Assignment - Lines in the records below that contain the word "subscribe" must each be copied.

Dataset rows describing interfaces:

----

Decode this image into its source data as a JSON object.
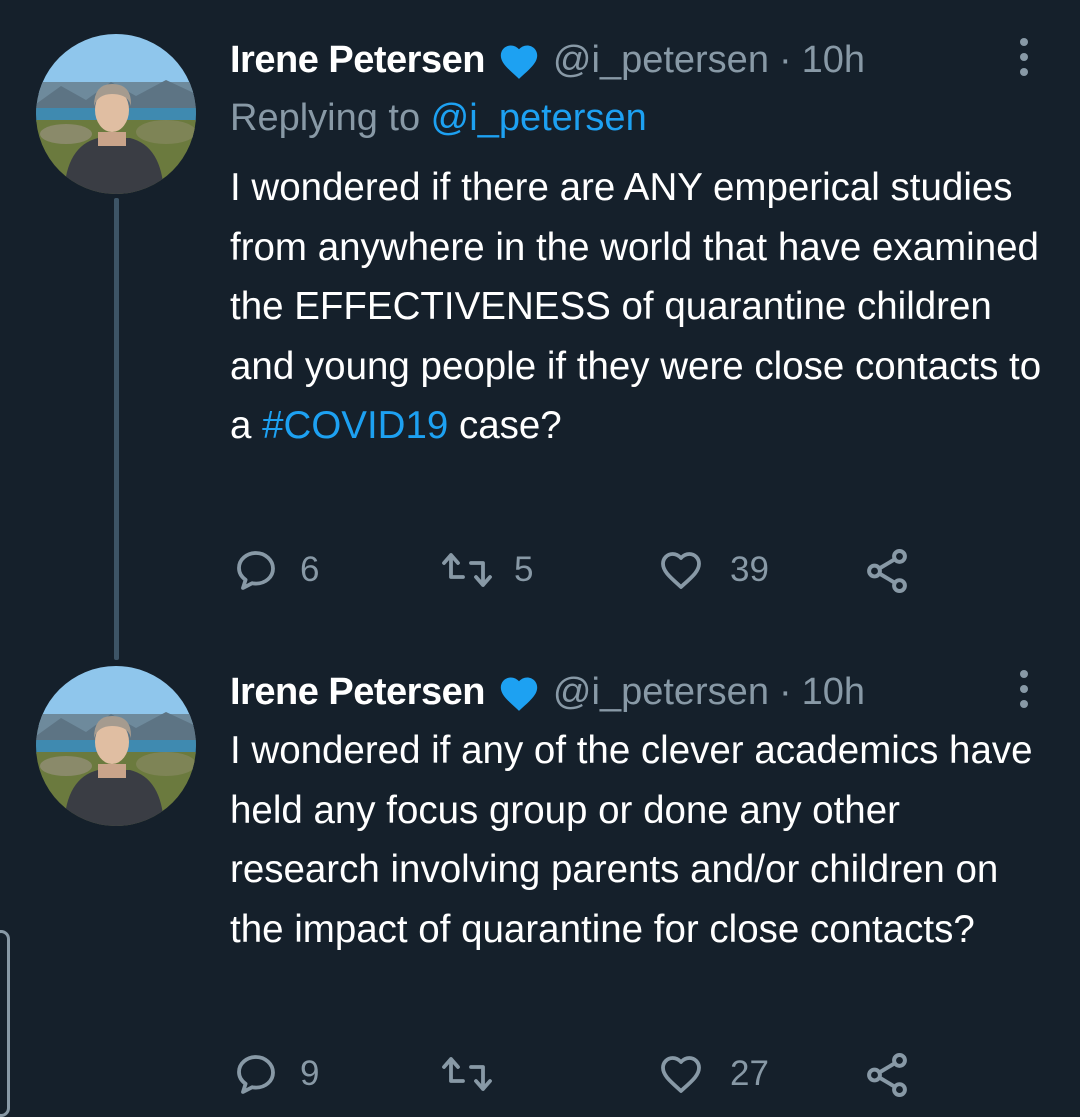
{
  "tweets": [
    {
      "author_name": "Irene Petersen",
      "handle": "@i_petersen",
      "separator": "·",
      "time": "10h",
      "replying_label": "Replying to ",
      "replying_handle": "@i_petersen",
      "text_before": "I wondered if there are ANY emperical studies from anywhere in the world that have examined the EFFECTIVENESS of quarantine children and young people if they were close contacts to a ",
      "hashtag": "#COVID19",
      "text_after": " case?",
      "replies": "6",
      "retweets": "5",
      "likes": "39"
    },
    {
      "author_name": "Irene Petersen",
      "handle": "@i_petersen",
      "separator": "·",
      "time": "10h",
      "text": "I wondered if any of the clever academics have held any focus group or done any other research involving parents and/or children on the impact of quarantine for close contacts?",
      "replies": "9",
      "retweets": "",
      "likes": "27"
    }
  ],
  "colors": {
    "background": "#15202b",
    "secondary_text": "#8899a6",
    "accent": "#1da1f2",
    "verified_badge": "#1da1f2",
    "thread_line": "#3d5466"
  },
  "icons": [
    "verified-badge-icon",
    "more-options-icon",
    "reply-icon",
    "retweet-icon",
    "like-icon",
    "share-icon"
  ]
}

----

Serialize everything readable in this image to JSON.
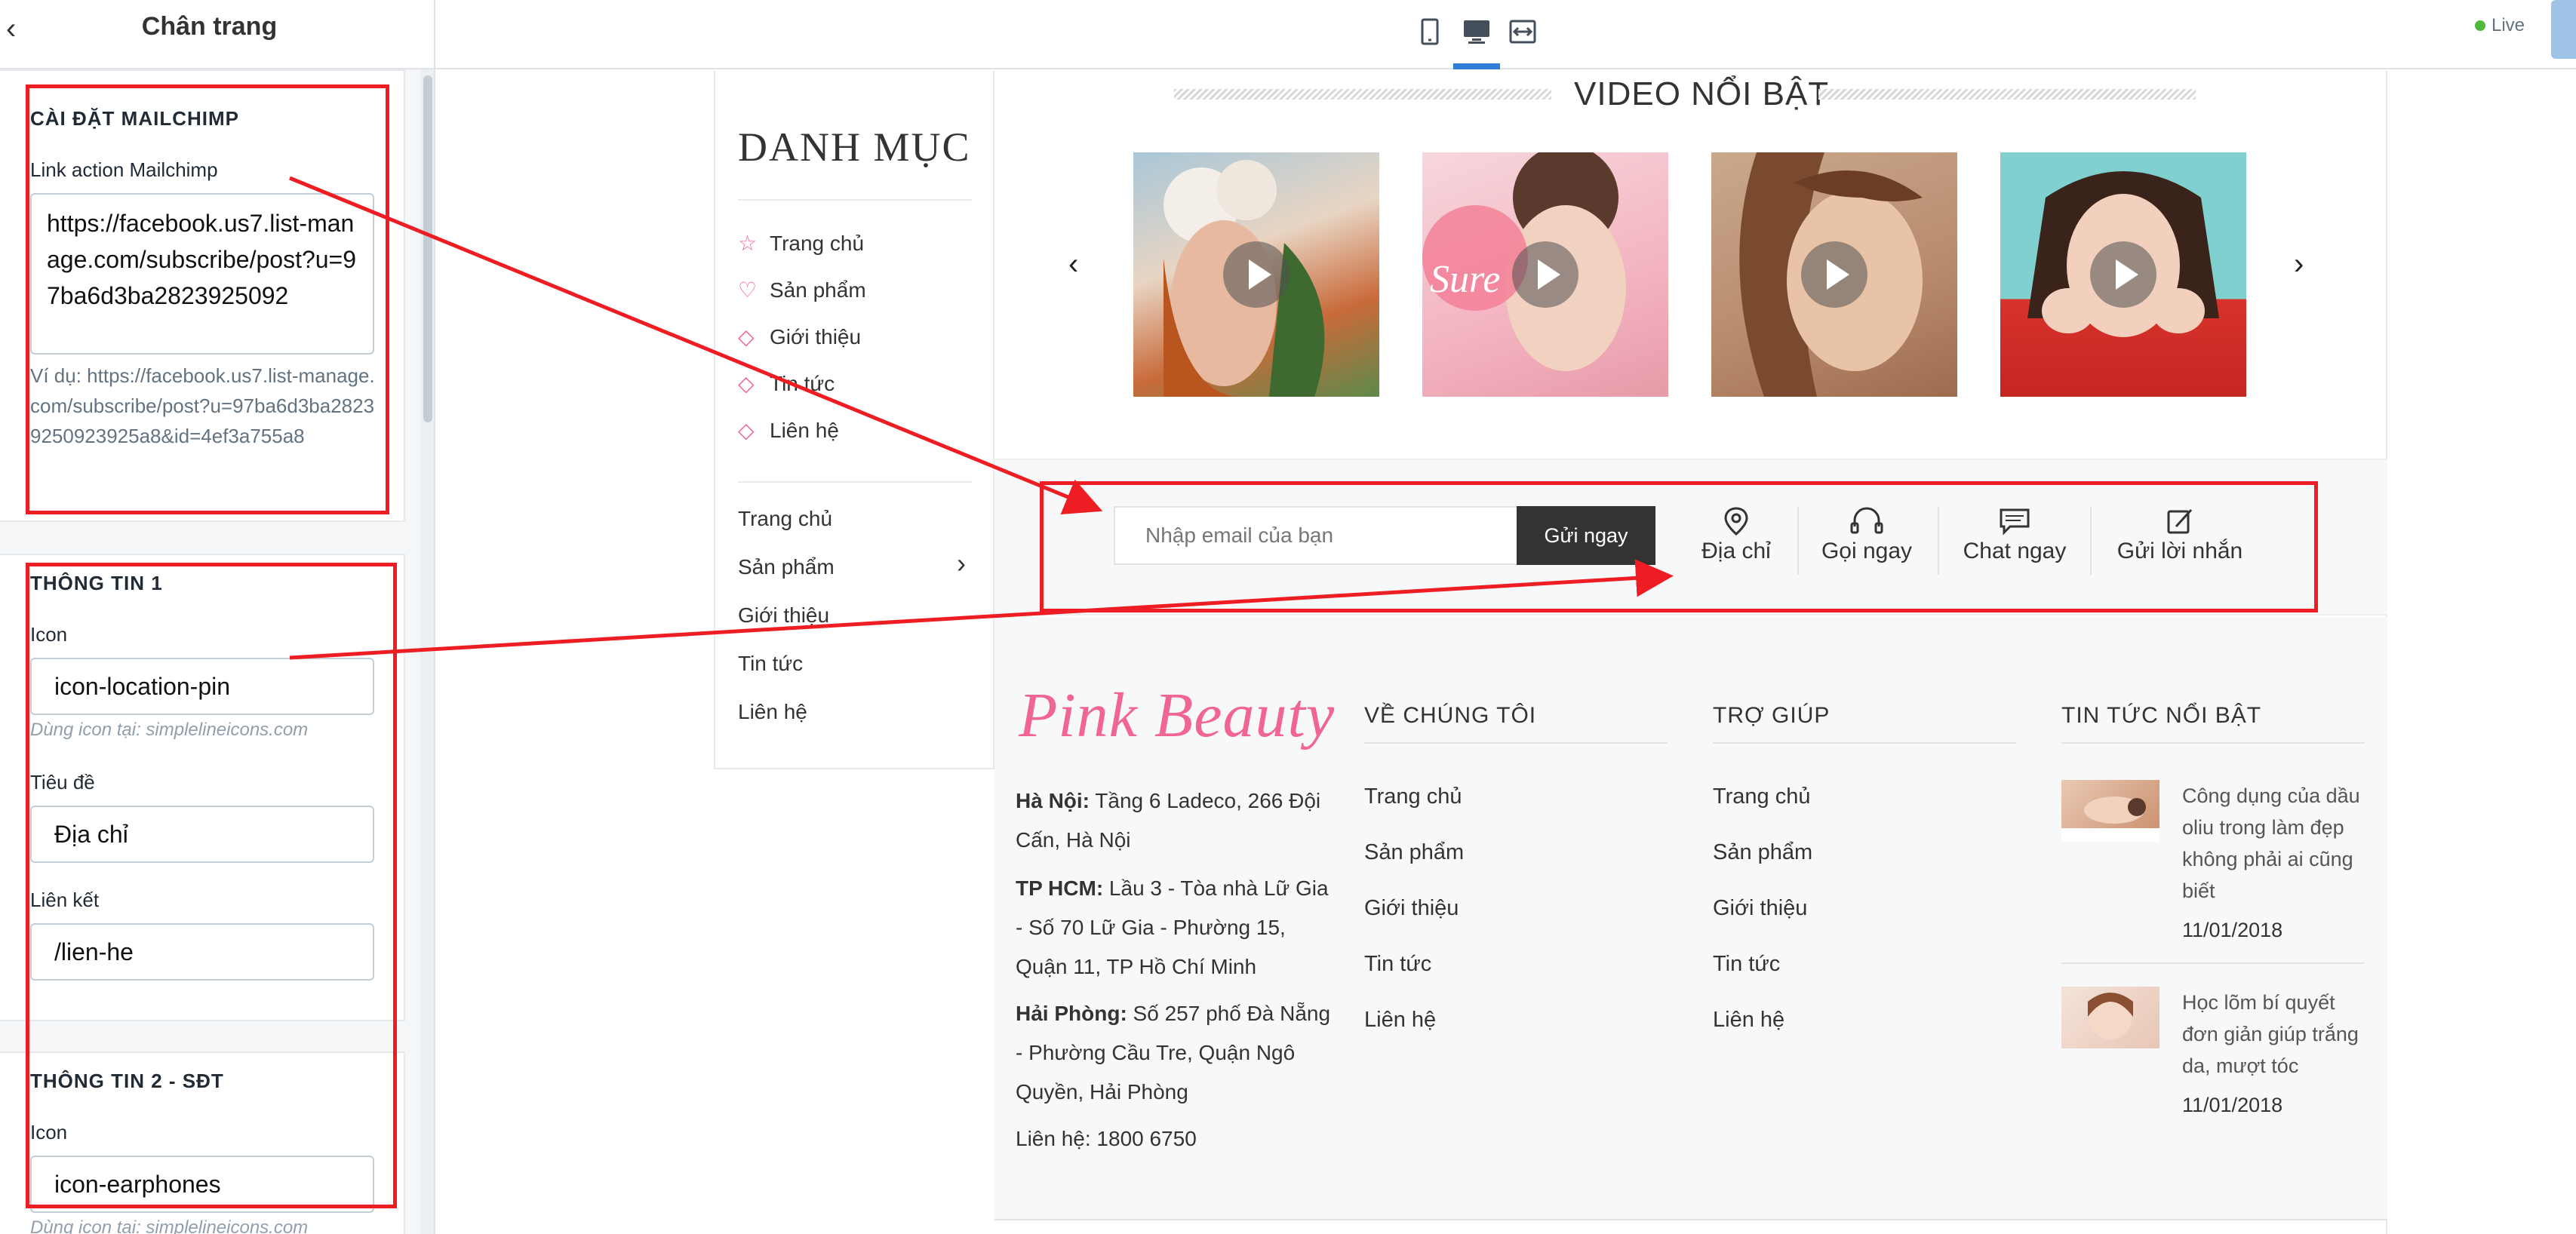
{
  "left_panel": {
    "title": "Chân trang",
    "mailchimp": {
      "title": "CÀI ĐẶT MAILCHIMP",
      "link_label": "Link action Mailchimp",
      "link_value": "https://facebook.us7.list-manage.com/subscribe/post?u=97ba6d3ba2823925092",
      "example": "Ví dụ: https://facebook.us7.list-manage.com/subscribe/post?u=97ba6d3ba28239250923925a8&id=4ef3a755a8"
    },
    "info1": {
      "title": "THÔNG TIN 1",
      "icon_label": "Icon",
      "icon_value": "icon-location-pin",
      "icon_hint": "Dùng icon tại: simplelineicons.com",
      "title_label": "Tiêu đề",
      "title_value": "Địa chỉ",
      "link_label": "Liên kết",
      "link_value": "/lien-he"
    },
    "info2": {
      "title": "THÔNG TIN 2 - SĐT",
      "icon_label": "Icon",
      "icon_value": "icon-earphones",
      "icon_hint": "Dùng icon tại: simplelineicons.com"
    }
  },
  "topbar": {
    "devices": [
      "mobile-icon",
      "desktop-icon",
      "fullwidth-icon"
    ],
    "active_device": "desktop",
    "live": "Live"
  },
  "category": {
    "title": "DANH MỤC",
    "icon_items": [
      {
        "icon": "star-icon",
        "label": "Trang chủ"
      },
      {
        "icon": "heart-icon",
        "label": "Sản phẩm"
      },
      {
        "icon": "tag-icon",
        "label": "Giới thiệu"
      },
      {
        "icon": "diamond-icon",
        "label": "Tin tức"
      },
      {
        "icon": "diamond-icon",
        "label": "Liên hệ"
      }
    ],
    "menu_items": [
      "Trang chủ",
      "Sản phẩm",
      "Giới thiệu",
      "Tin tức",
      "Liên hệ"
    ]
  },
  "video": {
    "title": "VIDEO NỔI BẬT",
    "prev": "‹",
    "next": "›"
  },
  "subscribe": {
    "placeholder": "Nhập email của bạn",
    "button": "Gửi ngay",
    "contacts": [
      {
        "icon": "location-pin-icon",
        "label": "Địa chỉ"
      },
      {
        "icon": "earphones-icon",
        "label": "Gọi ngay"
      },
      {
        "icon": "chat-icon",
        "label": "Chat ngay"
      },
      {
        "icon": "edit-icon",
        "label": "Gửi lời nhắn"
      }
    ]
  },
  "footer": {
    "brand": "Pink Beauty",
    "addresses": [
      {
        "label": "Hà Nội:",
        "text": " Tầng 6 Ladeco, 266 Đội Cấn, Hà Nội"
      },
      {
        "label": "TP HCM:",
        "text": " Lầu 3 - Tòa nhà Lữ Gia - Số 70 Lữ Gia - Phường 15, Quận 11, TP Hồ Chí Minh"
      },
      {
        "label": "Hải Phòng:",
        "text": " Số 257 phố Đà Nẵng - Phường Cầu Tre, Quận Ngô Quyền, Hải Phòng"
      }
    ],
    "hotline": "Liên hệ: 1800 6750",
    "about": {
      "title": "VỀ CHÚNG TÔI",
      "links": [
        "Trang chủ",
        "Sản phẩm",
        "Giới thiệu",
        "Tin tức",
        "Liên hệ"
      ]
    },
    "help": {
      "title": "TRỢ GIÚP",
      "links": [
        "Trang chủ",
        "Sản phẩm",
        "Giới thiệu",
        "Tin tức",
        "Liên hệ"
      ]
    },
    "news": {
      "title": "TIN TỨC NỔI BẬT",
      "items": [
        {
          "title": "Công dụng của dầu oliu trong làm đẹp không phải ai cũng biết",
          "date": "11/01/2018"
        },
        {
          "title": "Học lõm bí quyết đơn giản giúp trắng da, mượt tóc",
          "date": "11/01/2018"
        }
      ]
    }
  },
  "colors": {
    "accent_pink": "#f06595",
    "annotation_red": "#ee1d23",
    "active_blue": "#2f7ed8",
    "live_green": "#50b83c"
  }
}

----

Expected answer -
      "link_value": "https://facebook.us7.list-manage.com/subscribe/post?u=97ba6d3ba2823925092",
      "example": "Ví dụ: https://facebook.us7.list-manage.com/subscribe/post?u=97ba6d3ba28239250923925a8&id=4ef3a755a8"
  "subscribe": {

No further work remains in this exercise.